The first step after butchering the whole duck into pieces is to lightly salt the meat and let it sit overnight. 'Overnight' here means no more than 12 hours. Salt before you go to bed and be ready to cook in the morning, or salt at the crack of dawn and cook that evening.
Salting for 24 hours (or longer!) is overkill. Keep in mind the size of your ducks (mine will weigh in at 6-7 kilos, that's 13-15 pounds each!), the length of time you will be cooking and the preserving the meat (After cooking for 1 to 1-1/4 hours, I typically jar and sterilize my cooked confit in winter and leave it in the pantry until summer and fall using up most of it before the next batch is seasonal made) and to what end ( I will serve confit legs and magrets or breasts solo with salad and fried potatoes in the summer, add to autumn cassoulets, and make soups and garbures from the little peices of necks and wings.). More salt and longer salting time was necessary when confit was put up in earthenware jars and stored unrefrigerated in 'caves' or cellars. If you are not using traditional large fatted ducks (take a look at the size of the legs in my size 8 garden glove hand!), then scale down salt and cooking time.

These are the photographs on Flickr of the steps taken to get from fresh raw duck...

to succulent duck confit.

I'll get the descriptions on Flickr written up as soon as I get a minute between real life chores. This week, you'll notice that I put the confit in 2 jars, the necks into a crock, the extra fat in jam jars and then into the refrigerator rather than sealing and sterilizing them like I do usually. I'll be testing them in 2 weeks time for tenderness; we'll talk about aging the confit soon. In the meantime, enjoy the process!

January 30, 2009

Confit de Canard. Duck Confit. Part 1- How to buy a 4-headed duck

To market to market to buy a Fat Duck...

That was the idea. Traditionally the Wednesday morning market in Agen has been the live poultry market. When I first arrived in the Lot-et-Garonne in 1987, there were rows of benches on which housecoat-wearing Frenchwomen and beret-sporting Gascons sat behind piles of feathered friends tied together at the ankles or next to cardboard boxes with beaks and tails sticking out. The Wednesday morning soundtrack was a low murmur of gossip and clucking.

Even in this Southwest France modern times have arrived and the buying of live poultry in an urban environment has slowly disappeared from Agen. There was but one truck of cages filled with bedraggled-looking chickens from a local 'semi-industrialized' farm. I had expected there to be a great show of fatted ducks at this time of year.
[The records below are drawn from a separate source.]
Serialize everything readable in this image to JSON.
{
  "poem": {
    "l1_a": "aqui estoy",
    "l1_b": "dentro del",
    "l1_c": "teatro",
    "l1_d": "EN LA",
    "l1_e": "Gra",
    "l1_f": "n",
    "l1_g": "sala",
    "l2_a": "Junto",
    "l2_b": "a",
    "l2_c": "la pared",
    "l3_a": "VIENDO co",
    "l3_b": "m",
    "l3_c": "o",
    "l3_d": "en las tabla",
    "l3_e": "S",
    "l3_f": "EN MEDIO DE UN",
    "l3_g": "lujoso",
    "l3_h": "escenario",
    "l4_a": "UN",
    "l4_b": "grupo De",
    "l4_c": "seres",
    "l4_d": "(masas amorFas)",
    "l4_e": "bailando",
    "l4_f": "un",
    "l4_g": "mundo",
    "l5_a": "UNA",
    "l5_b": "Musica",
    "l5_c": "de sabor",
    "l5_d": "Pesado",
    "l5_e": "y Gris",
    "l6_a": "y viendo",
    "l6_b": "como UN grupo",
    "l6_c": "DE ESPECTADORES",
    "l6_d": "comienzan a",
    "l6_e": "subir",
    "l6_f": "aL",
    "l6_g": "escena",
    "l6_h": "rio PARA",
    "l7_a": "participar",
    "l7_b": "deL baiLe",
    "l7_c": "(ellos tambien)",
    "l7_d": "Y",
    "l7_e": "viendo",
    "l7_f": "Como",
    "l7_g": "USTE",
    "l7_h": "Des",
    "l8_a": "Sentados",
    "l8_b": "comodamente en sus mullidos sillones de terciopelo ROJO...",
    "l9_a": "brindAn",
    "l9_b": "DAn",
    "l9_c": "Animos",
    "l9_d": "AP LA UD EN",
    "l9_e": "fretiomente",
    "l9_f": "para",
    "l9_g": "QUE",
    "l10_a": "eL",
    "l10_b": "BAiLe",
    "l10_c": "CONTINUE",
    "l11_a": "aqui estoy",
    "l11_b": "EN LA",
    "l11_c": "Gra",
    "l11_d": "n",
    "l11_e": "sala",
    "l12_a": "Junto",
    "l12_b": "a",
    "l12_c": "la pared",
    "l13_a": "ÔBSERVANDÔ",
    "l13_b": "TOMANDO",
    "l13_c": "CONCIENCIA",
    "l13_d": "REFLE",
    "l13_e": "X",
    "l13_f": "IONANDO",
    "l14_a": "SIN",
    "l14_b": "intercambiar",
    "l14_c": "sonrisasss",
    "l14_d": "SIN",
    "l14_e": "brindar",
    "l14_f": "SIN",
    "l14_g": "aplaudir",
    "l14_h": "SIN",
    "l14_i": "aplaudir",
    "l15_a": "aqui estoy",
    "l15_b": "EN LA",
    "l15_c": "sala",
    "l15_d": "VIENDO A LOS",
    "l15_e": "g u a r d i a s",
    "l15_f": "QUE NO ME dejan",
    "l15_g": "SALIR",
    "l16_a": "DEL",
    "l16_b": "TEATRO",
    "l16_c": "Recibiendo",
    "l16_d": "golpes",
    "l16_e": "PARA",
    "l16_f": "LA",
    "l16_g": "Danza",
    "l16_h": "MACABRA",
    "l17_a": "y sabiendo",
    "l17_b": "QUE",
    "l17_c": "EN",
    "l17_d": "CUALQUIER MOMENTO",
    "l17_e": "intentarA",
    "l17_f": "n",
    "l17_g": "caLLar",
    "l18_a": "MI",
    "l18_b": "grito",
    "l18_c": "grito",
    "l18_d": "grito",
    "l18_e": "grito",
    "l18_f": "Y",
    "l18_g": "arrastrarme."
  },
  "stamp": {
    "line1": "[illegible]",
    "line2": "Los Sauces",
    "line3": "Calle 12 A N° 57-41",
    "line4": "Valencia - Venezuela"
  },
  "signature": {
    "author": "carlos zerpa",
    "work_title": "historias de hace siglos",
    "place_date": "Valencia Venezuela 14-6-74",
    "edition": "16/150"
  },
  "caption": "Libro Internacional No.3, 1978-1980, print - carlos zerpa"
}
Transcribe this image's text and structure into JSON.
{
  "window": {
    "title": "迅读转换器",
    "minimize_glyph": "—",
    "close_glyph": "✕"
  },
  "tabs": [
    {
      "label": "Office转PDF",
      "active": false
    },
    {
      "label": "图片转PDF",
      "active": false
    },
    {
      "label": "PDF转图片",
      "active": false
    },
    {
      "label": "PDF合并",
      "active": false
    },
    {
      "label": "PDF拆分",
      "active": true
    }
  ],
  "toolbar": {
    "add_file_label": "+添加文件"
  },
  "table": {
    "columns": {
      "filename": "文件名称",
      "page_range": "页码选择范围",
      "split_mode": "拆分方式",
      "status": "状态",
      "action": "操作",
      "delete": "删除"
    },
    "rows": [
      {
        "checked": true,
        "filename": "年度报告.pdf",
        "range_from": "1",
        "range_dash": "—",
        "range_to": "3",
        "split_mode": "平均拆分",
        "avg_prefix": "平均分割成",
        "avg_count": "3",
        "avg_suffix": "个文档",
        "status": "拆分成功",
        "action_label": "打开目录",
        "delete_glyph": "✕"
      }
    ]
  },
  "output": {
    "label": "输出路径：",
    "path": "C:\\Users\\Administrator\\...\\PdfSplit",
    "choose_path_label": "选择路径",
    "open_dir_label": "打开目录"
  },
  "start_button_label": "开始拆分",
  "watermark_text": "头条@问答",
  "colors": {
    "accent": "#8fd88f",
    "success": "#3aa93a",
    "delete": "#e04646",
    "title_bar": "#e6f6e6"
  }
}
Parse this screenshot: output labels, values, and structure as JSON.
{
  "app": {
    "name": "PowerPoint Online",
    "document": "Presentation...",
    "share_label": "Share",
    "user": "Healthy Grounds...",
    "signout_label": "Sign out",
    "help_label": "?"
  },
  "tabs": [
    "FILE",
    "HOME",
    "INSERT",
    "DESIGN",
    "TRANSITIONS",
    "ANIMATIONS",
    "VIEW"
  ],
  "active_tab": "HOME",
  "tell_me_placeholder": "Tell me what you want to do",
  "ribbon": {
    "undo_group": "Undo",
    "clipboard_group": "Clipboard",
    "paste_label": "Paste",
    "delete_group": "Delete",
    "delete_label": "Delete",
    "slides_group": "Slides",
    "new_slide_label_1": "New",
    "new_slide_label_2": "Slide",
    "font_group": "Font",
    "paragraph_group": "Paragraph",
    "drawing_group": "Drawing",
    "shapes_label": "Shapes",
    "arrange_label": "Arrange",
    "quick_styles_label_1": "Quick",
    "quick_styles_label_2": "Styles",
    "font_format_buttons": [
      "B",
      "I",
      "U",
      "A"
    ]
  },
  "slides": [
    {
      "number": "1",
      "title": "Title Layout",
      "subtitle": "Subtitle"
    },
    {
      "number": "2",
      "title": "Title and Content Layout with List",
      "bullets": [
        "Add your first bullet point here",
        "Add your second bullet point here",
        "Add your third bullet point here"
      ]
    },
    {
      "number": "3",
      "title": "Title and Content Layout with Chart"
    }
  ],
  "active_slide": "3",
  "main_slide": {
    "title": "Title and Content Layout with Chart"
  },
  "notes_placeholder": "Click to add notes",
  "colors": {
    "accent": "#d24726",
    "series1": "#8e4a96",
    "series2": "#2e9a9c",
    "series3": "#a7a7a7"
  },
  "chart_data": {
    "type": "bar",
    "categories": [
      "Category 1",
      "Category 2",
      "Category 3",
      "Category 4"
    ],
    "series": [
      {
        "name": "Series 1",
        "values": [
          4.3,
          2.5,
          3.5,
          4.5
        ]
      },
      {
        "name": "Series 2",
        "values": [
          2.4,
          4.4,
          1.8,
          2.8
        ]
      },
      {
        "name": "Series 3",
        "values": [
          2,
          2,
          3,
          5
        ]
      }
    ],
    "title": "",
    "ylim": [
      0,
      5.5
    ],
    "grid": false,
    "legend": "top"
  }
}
What I found instead was a wonderful show of winter produce at bargain prices with a smattering of artisan poultry growers with their wares prepared for a more urban audience- fatted ducks already cut, cleaned and parceled out ready to confit.

Here are the January Market season specials:

ORANGE is good in the Winter!




Rather than look this gift duck in the beak, I took home a deconstructed duck with which to start. Those ordering duck from D'Artagnan or one of the other internet sources can relate to this piece meal approach. Although I am missing a few of my favorite 'bits'- the gesier or gizzard, the tasty heart and succulent the wing tips, the bargain of getting 4 duck necks for 2 euros more then made up for the gap.

So here is the take from this smiling enterprising Artisan Duck vendor:
  • One carcass called a 'demoiselle'
  • One 'manteau' or cloak- that is the legs and breasts removed in one piece from the carcasse
  • a big bag of fat and trimmings including the pure white inner fat from near the foie gras
  • and four duck necks and heads- les cous
These ducks were the best; they were fresh, meaty, fatty. They had been carefully butchered and handled with care. The prices were reasonable and the total 'duck' came to 23 euros, about 6 kilos of meat and fat- less than 4 euros a kilo, or about 2.50 dollars a pound. there is very little waste or scrap so making confit here is a most economical way to preserve meat.

Returning home I abandoned the duck to the refrigerator until I had a moment later in the day to salt and cure for the coming confit . Stay tuned. Salting comes next. It's the very important part.

"Patience demands, work rewards."